In July 2009, in a blighted junkyard along the borough’s Gowanus Canal, a tree grew in Brooklyn—actually, a tree, a bocce court, lounge chairs, and three swimming pools made from converted dumpsters. For the next two months, this lo-fi country club hosted barbecues, birthdays, and mixers, offering locals a taste of leisure life inside the hardscrabble city.
The project, called Dumpster Pools, was the work of David Belt, a 44-year-old real estate developer who grew restless a few years ago and decided to chart a new course. To that end, he began turning what he calls “junk spaces”—abandoned big-box stores, run-down urban lots—into inspired community rec centers and art projects.
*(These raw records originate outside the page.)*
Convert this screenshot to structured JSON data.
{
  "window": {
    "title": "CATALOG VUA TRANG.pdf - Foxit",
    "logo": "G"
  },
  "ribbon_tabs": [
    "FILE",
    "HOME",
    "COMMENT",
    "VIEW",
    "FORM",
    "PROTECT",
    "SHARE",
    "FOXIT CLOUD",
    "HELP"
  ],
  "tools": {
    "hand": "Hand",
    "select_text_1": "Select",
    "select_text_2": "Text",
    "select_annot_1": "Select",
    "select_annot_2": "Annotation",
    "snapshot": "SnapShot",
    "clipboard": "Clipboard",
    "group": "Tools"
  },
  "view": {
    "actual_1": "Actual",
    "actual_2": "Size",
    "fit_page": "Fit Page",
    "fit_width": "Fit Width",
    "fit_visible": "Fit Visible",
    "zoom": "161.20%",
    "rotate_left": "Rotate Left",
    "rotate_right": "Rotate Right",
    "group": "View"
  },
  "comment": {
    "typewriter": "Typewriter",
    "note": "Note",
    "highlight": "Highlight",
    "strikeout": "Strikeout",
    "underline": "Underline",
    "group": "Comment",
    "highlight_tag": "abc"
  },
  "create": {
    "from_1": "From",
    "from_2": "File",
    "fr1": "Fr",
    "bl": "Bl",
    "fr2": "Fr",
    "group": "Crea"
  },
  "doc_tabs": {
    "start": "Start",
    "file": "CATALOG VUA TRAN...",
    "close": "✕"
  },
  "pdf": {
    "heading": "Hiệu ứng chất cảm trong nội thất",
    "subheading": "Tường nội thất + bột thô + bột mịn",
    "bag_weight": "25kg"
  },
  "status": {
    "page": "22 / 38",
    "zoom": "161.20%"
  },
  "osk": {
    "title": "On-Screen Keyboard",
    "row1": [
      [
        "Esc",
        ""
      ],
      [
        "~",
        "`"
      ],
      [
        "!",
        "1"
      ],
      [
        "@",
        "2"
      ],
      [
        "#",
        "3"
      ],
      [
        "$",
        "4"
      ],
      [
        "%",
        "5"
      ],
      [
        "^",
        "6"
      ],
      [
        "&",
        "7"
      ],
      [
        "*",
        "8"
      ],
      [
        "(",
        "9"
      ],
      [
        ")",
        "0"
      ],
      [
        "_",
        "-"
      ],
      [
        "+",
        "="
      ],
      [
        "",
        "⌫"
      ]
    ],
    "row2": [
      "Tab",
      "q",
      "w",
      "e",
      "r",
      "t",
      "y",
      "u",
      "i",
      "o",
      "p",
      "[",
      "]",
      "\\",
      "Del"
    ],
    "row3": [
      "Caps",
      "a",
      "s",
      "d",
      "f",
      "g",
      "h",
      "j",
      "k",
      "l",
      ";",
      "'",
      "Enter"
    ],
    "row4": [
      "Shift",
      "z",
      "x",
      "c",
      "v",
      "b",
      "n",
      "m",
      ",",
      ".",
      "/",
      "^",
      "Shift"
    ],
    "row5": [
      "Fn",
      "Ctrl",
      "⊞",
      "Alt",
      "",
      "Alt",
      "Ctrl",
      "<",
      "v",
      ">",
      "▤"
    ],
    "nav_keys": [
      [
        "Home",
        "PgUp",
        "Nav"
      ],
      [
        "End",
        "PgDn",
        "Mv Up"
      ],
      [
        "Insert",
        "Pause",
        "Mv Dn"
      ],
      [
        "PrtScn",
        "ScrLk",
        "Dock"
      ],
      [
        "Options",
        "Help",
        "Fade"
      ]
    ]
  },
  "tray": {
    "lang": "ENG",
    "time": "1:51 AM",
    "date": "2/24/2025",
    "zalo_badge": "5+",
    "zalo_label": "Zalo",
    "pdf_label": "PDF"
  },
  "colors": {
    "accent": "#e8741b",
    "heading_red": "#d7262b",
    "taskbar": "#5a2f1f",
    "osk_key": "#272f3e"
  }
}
In May 2010, Belt and his colleagues at Macro Sea—a rotating crew of like-minded friends and designers—took on the “boring act of recycling,” as Belt puts it, by building a 20-by-30-foot clear box, with high walls made of steel and bulletproof glass, on a private Brooklyn lot. Locals were invited to smash bottles against the glass, which was wired to trigger nightclub-style flashing lights. The shards were all recycled.
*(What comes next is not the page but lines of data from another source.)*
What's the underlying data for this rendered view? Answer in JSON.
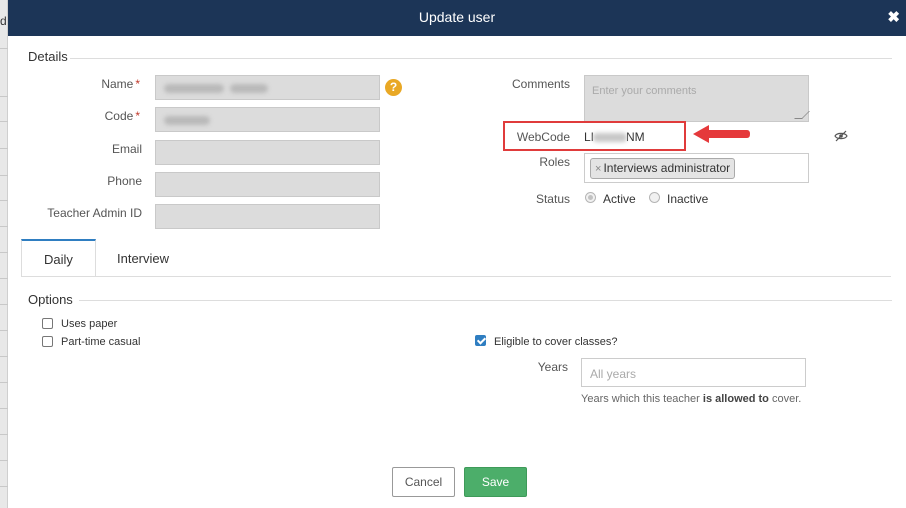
{
  "background": {
    "letter": "d"
  },
  "modal": {
    "title": "Update user"
  },
  "details": {
    "heading": "Details",
    "fields": {
      "name_label": "Name",
      "code_label": "Code",
      "email_label": "Email",
      "phone_label": "Phone",
      "teacher_admin_id_label": "Teacher Admin ID",
      "required_mark": "*",
      "help_glyph": "?"
    },
    "comments": {
      "label": "Comments",
      "placeholder": "Enter your comments"
    },
    "webcode": {
      "label": "WebCode",
      "value_start": "LI",
      "value_end": "NM"
    },
    "roles": {
      "label": "Roles",
      "tags": [
        {
          "label": "Interviews administrator",
          "remove": "×"
        }
      ]
    },
    "status": {
      "label": "Status",
      "options": [
        {
          "label": "Active",
          "selected": true
        },
        {
          "label": "Inactive",
          "selected": false
        }
      ]
    }
  },
  "tabs": [
    {
      "label": "Daily",
      "active": true
    },
    {
      "label": "Interview",
      "active": false
    }
  ],
  "options": {
    "heading": "Options",
    "uses_paper": {
      "label": "Uses paper",
      "checked": false
    },
    "part_time_casual": {
      "label": "Part-time casual",
      "checked": false
    },
    "eligible_to_cover": {
      "label": "Eligible to cover classes?",
      "checked": true
    },
    "years": {
      "label": "Years",
      "placeholder": "All years",
      "help_prefix": "Years which this teacher ",
      "help_bold": "is allowed to",
      "help_suffix": " cover."
    }
  },
  "buttons": {
    "cancel": "Cancel",
    "save": "Save"
  },
  "colors": {
    "header_bg": "#1c3557",
    "accent": "#2f7ec1",
    "save_green": "#4cae6a",
    "highlight_red": "#e03b3b",
    "help_orange": "#e9a825"
  },
  "icons": {
    "close": "close-icon",
    "help": "help-icon",
    "eye_off": "eye-off-icon",
    "annotation_arrow": "arrow-left-icon"
  }
}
Both projects were funded entirely by donations and built mostly by volunteers. In 2012, Belt is expanding, with new projects in Philadelphia (where he refurbished 27,000 square feet of an old warehouse and church as a rec-and-learning center) and Detroit (an industrial-wasteland skate park). The coolest of Macro Sea’s future visions: a series of five-story artificial ice cliffs for urban mountaineering, which Belt hopes to bring to Manhattan high-rises someday. The challenge is finding ice coils large enough to keep the walls solid for weeks at a time, but Belt doesn’t seem worried. “We’re not afraid of scale,” he laughs.